The opinion of the court was delivered by: The Honorable A. Howard Matz, U.S. District Judge
Present: The Honorable A. HOWARD MATZ, U.S. DISTRICT JUDGE
Stephen Montes Not Reported
Deputy Clerk Court Reporter / Recorder Tape No.
Attorneys NOT Present for Plaintiffs: Attorneys NOT Present for Defendants:
Proceedings: IN CHAMBERS (No Proceedings Held)
The Court hereby DENIES Defendant Ernest George Mancha's motion to vacate, set aside or correct his sentence pursuant to 28 U.S.C. § 2255.*fn1
Mancha was charged with conspiring to possess methamphetamine along with two counts of using a communication facility in committing a felony drug offense. Prior to trial, the government filed an information under 21 U.S.C. § 851 alleging that Mancha had been convicted of a prior drug felony. After a two-day trial, he was convicted on all counts. At his sentencing hearing, Mancha admitted that he was convicted of the prior drug felony. Accordingly, the Court sentenced him to the mandatory minimum sentence of 240 months' imprisonment. The Ninth Circuit affirmed Mancha's convictions and sentence on appeal.
Mancha raises two claim of relief in his motion. His first claim alleges ineffective assistance of counsel. In support of his claim, he alleges that his attorney Robert Nadler "told [him] to go to trial because no drugs were found" and "the most I would get is [a] phone count." Mot. at 5. He does not supply any further factual allegations to support this claim. In contrast, the government has submitted detailed declarations by Nadler as well as the lead prosecutor on the case, Terrence Mann, that controvert Mancha's bare claims.
Nadler attests that he never advised Mancha to go to trial in this case and never told him that "the [most] he would get is [a] phone count." Nadler Decl. (Dkt. 13-1) at 1.

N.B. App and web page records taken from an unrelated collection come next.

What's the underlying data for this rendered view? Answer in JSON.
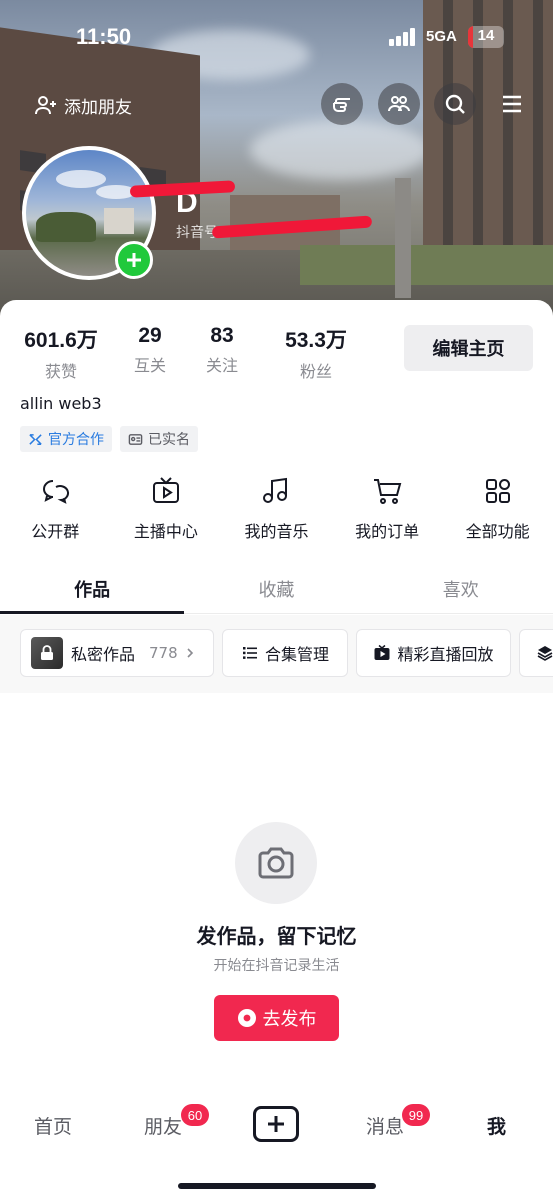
{
  "status_bar": {
    "time": "11:50",
    "network": "5GA",
    "battery": "14",
    "battery_level": 0.14
  },
  "header": {
    "add_friend_label": "添加朋友",
    "nickname": "D",
    "account_id_prefix": "抖音号"
  },
  "stats": [
    {
      "value": "601.6万",
      "label": "获赞"
    },
    {
      "value": "29",
      "label": "互关"
    },
    {
      "value": "83",
      "label": "关注"
    },
    {
      "value": "53.3万",
      "label": "粉丝"
    }
  ],
  "edit_profile_label": "编辑主页",
  "bio": "allin web3",
  "tags": {
    "official": "官方合作",
    "verified": "已实名"
  },
  "features": [
    {
      "label": "公开群",
      "icon": "chat-bubbles-icon"
    },
    {
      "label": "主播中心",
      "icon": "tv-play-icon"
    },
    {
      "label": "我的音乐",
      "icon": "music-note-icon"
    },
    {
      "label": "我的订单",
      "icon": "cart-icon"
    },
    {
      "label": "全部功能",
      "icon": "grid-icon"
    }
  ],
  "tabs": [
    "作品",
    "收藏",
    "喜欢"
  ],
  "chips": {
    "private_label": "私密作品",
    "private_count": "778",
    "collection_label": "合集管理",
    "live_replay_label": "精彩直播回放"
  },
  "empty_state": {
    "title": "发作品，留下记忆",
    "subtitle": "开始在抖音记录生活",
    "button_label": "去发布"
  },
  "bottom_nav": {
    "home": "首页",
    "friends": "朋友",
    "friends_badge": "60",
    "messages": "消息",
    "messages_badge": "99",
    "me": "我"
  },
  "colors": {
    "accent": "#f1284f",
    "online_green": "#20c93b",
    "link_blue": "#2a7ce0"
  }
}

To the contrary, he asserts that in August 2008, before the § 851 information was filed, the government proposed a plea bargain that would allow Mancha to avoid the 20-year mandatory minimum. Id. at 1-2. Nadler declares that he advised Mancha to accept this plea bargain, but that Mancha rejected it and stated that he would not accept any deal that required him to plea guilty to the central narcotics conspiracy charge. Id. Nadler states that he further attempted to have Mancha sit for a "reverse proffer," in which the government would show Mancha the evidence against him, in an attempt to convince Mancha of the strength of the government's case on the conspiracy count. Id.at 2-3. Nadler states that Mancha refused to attend the reverse proffer and insisted on going to
Id. Nadler's declaration is corroborated by the declaration of Assistant United States Attorney Terrence Mann as well as copies of contemporaneous electronic correspondence between Nadler and Mann. See Dkt. 13-2.
The decision to reject a plea bargain offer and plead not guilty is a "vitally important decision and a critical stage at which the right to counsel attaches." Turner v. Calderon, 281 F.3d 851, 879 (9th Cir. 2002); see also Lafler v. Cooper, 132 S. Ct. 1376 (2012) (holding that defense counsel is ineffective when he advises client against taking a favorable plea offer). To succeed on an ineffective assistance claim in this context, a movant must show both that counsel's erroneous advice fell below an objective standard of reasonableness and that, but for counsel's errors, he would have pleaded guilty and received a less severe sentence. Lafler, 132 S. Ct. at 1384-85.
A § 2255 movant is entitled to an evidentiary hearing "unless the motion and the files and records of the case conclusively show that ...